Professor Guy Lloyd-Jones, the Forbes Professor of Organic Chemistry at Edinburgh University, has been awarded the honour for his research work focusing on catalysts – substances that speed up the rate of chemical change.

The Tilden Prize is one of a number of annual prizes awarded by the Royal Society of Chemistry to recognise the contribution of individuals, teams and organisations to the advancement of the chemical sciences.

The prize was named in 1939 in honour of the British chemist and former president of the Royal Society of Chemistry, Sir William Tilden.

The 2013 Tilden Prize was also awarded to a researcher at Edinburgh, Professor Eleanor Campbell, herself an alumnus of the institution.

An elected fellow of the prestigious Royal Society, Prof Lloyd-Jones gained his PhD from Oxford University in 1992.

He went on to win the Royal Society Wolfson Research Merit Award in 2008 and held the position of head of organic and biological chemistry at Bristol University before joining Edinburgh in 2013.

Prof Lloyd-Jones heads up the Lloyd-Jones Research Group in the organic chemistry department at Edinburgh, funded by the European Research Council.

His research focuses upon understanding the mechanism of catalysts used to produce organic compounds.

The ground-breaking research being carried out in Edinburgh will ultimately help Prof Lloyd-Jones and his team to design new catalysts and reactions which are more efficient and produce less waste.

Commenting upon the Royal Society of Chemistry’s recognition of his research achievements, Prof Lloyd-Jones said: “It is hard to overstate the importance of catalysts for our economic and environmental well being.

“Catalysts can provide modern society with much more efficient industrial processes, that consume fewer materials and less energy, and generate less waste and pollution – they also allow new routes to prepare materials pivotal for developments in other scientific, medical and technological disciplines.”

Dr Robert Parker, Royal Society of Chemistry chief executive, said: “Our winners can be very proud to follow in the footsteps of some of the most influential and important chemical scientists in history.”

Dozens of previous winners of the Royal Society of Chemistry’s awards have gone on to win Nobel Prizes for their pioneering work, including Harry Kroto, Fred Sanger and Linus Pauling.

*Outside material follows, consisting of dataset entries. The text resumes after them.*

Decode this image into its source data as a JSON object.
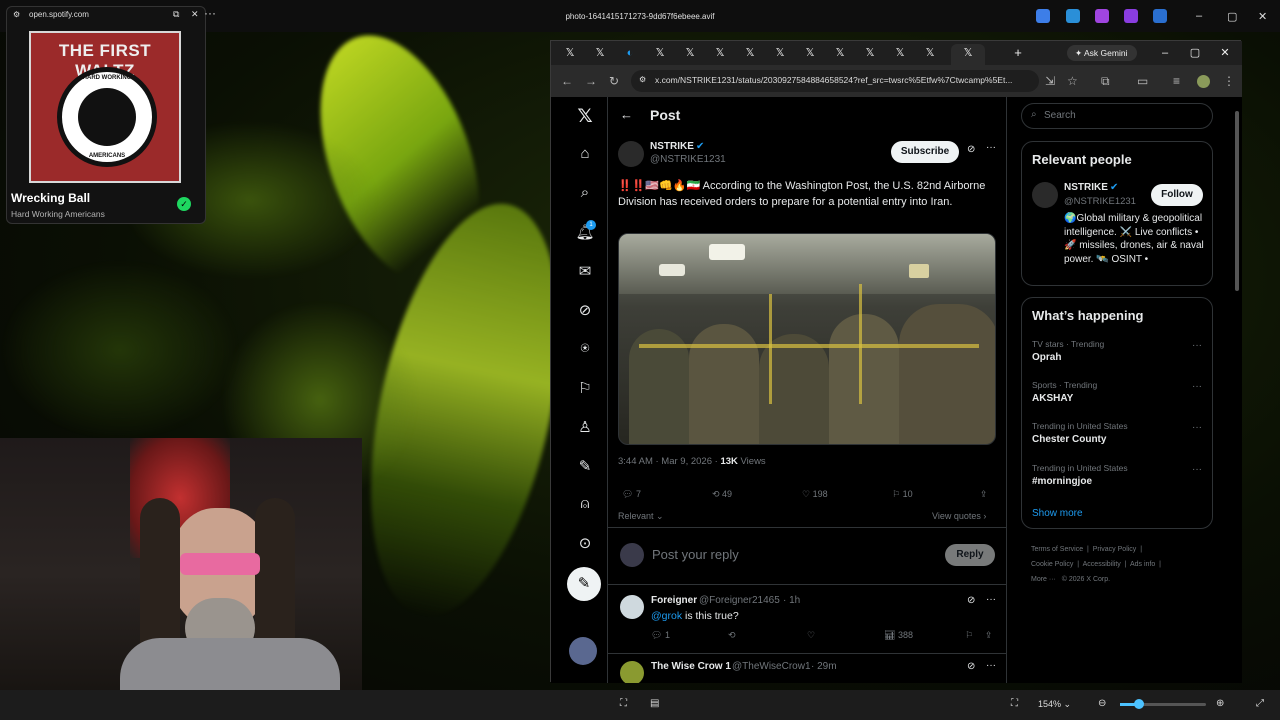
{
  "viewer": {
    "file_title": "photo-1641415171273-9dd67f6ebeee.avif",
    "zoom": "154%"
  },
  "spotify": {
    "url": "open.spotify.com",
    "album_title": "THE FIRST WALTZ",
    "album_ring_top": "HARD WORKING",
    "album_ring_bottom": "AMERICANS",
    "track": "Wrecking Ball",
    "artist": "Hard Working Americans"
  },
  "browser": {
    "url": "x.com/NSTRIKE1231/status/2030927584884658524?ref_src=twsrc%5Etfw%7Ctwcamp%5Et...",
    "gemini": "Ask Gemini",
    "tab_icons": [
      "X",
      "X",
      "bluesky",
      "X",
      "X",
      "X",
      "X",
      "X",
      "X",
      "X",
      "X",
      "X",
      "X"
    ]
  },
  "nav": {
    "notification_count": "1"
  },
  "post": {
    "header": "Post",
    "author_name": "NSTRIKE",
    "author_handle": "@NSTRIKE1231",
    "subscribe": "Subscribe",
    "text": "‼️‼️🇺🇸👊🔥🇮🇷 According to the Washington Post, the U.S. 82nd Airborne Division has received orders to prepare for a potential entry into Iran.",
    "time": "3:44 AM · Mar 9, 2026 · ",
    "views": "13K",
    "views_label": " Views",
    "replies": "7",
    "reposts": "49",
    "likes": "198",
    "bookmarks": "10",
    "relevant": "Relevant ⌄",
    "view_quotes": "View quotes ›",
    "reply_placeholder": "Post your reply",
    "reply_button": "Reply"
  },
  "replies": [
    {
      "name": "Foreigner",
      "handle": "@Foreigner21465",
      "time": "· 1h",
      "mention": "@grok",
      "text": " is this true?",
      "replies": "1",
      "views": "388"
    },
    {
      "name": "The Wise Crow 1",
      "handle": "@TheWiseCrow1",
      "time": "· 29m"
    }
  ],
  "sidebar": {
    "search_placeholder": "Search",
    "relevant_title": "Relevant people",
    "person_name": "NSTRIKE",
    "person_handle": "@NSTRIKE1231",
    "follow": "Follow",
    "bio": "🌍Global military & geopolitical intelligence. ⚔️ Live conflicts • 🚀 missiles, drones, air & naval power. 🛰️ OSINT •",
    "happening_title": "What’s happening",
    "trends": [
      {
        "meta": "TV stars · Trending",
        "name": "Oprah"
      },
      {
        "meta": "Sports · Trending",
        "name": "AKSHAY"
      },
      {
        "meta": "Trending in United States",
        "name": "Chester County"
      },
      {
        "meta": "Trending in United States",
        "name": "#morningjoe"
      }
    ],
    "show_more": "Show more",
    "footer": [
      "Terms of Service",
      "Privacy Policy",
      "Cookie Policy",
      "Accessibility",
      "Ads info",
      "More ···",
      "© 2026 X Corp."
    ]
  },
  "colors": {
    "accent": "#1d9bf0",
    "bg": "#000000",
    "spotify_green": "#1ed760"
  }
}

Indeed, one of the 2012 Royal Society of Chemistry Prize winners, Israeli-American Arieh Warshel, was awarded the Nobel Prize in chemistry last year.